==== Source records ====
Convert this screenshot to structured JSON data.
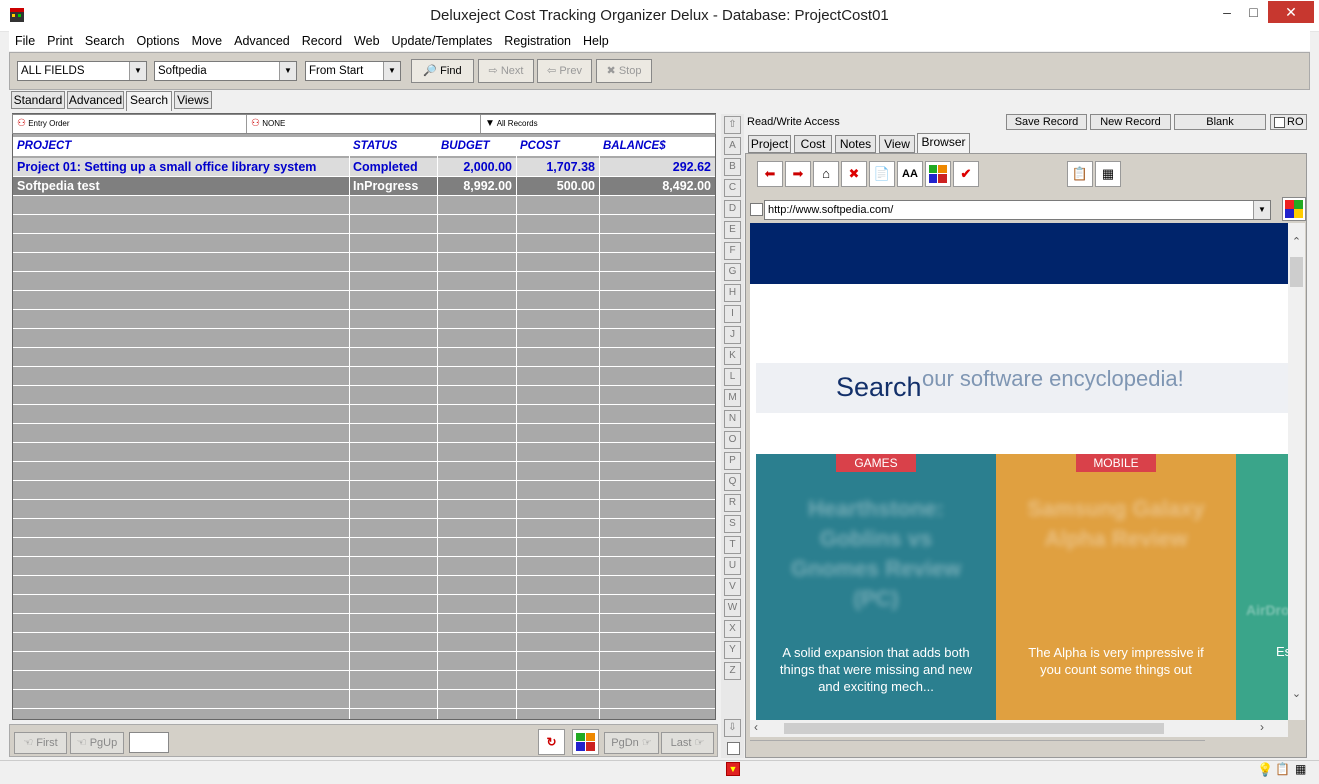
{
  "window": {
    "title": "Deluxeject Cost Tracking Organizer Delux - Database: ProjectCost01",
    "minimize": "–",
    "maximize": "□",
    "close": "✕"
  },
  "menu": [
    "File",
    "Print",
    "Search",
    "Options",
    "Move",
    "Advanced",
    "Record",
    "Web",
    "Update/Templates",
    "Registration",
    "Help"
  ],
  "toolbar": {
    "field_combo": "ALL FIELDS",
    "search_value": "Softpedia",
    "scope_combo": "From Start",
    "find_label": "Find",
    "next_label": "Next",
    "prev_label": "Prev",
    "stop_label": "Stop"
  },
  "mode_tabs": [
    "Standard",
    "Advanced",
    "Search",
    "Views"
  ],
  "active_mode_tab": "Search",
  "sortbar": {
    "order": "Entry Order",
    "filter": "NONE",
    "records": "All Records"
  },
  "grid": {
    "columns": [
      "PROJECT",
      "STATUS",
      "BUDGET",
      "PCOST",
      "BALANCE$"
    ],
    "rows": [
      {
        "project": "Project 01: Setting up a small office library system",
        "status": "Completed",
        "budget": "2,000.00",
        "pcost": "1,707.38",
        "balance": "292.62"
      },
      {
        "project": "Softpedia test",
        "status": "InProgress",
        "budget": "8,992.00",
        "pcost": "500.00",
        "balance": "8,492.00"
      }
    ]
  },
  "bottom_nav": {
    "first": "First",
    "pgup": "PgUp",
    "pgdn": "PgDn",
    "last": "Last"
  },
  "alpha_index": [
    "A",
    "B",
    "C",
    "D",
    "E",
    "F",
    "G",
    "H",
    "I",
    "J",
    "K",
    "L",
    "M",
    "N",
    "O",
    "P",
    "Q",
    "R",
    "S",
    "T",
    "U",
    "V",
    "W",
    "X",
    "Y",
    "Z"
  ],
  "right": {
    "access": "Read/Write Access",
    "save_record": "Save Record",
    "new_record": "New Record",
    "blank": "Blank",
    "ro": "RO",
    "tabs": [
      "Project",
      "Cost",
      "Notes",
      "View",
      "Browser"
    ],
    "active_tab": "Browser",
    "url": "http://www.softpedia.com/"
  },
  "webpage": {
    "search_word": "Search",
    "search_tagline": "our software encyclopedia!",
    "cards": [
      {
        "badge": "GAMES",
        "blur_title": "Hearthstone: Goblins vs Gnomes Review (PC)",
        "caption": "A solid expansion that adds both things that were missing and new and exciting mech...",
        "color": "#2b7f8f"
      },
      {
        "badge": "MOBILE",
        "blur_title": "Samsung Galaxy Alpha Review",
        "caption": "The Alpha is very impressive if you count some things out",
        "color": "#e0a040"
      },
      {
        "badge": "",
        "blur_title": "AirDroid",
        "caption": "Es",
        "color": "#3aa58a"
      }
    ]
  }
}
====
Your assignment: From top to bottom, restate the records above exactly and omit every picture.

Response for this exercise:
Convert this screenshot to structured JSON data.
{
  "window": {
    "title": "Deluxeject Cost Tracking Organizer Delux - Database: ProjectCost01",
    "minimize": "–",
    "maximize": "□",
    "close": "✕"
  },
  "menu": [
    "File",
    "Print",
    "Search",
    "Options",
    "Move",
    "Advanced",
    "Record",
    "Web",
    "Update/Templates",
    "Registration",
    "Help"
  ],
  "toolbar": {
    "field_combo": "ALL FIELDS",
    "search_value": "Softpedia",
    "scope_combo": "From Start",
    "find_label": "Find",
    "next_label": "Next",
    "prev_label": "Prev",
    "stop_label": "Stop"
  },
  "mode_tabs": [
    "Standard",
    "Advanced",
    "Search",
    "Views"
  ],
  "active_mode_tab": "Search",
  "sortbar": {
    "order": "Entry Order",
    "filter": "NONE",
    "records": "All Records"
  },
  "grid": {
    "columns": [
      "PROJECT",
      "STATUS",
      "BUDGET",
      "PCOST",
      "BALANCE$"
    ],
    "rows": [
      {
        "project": "Project 01: Setting up a small office library system",
        "status": "Completed",
        "budget": "2,000.00",
        "pcost": "1,707.38",
        "balance": "292.62"
      },
      {
        "project": "Softpedia test",
        "status": "InProgress",
        "budget": "8,992.00",
        "pcost": "500.00",
        "balance": "8,492.00"
      }
    ]
  },
  "bottom_nav": {
    "first": "First",
    "pgup": "PgUp",
    "pgdn": "PgDn",
    "last": "Last"
  },
  "alpha_index": [
    "A",
    "B",
    "C",
    "D",
    "E",
    "F",
    "G",
    "H",
    "I",
    "J",
    "K",
    "L",
    "M",
    "N",
    "O",
    "P",
    "Q",
    "R",
    "S",
    "T",
    "U",
    "V",
    "W",
    "X",
    "Y",
    "Z"
  ],
  "right": {
    "access": "Read/Write Access",
    "save_record": "Save Record",
    "new_record": "New Record",
    "blank": "Blank",
    "ro": "RO",
    "tabs": [
      "Project",
      "Cost",
      "Notes",
      "View",
      "Browser"
    ],
    "active_tab": "Browser",
    "url": "http://www.softpedia.com/"
  },
  "webpage": {
    "search_word": "Search",
    "search_tagline": "our software encyclopedia!",
    "cards": [
      {
        "badge": "GAMES",
        "blur_title": "Hearthstone: Goblins vs Gnomes Review (PC)",
        "caption": "A solid expansion that adds both things that were missing and new and exciting mech...",
        "color": "#2b7f8f"
      },
      {
        "badge": "MOBILE",
        "blur_title": "Samsung Galaxy Alpha Review",
        "caption": "The Alpha is very impressive if you count some things out",
        "color": "#e0a040"
      },
      {
        "badge": "",
        "blur_title": "AirDroid",
        "caption": "Es",
        "color": "#3aa58a"
      }
    ]
  }
}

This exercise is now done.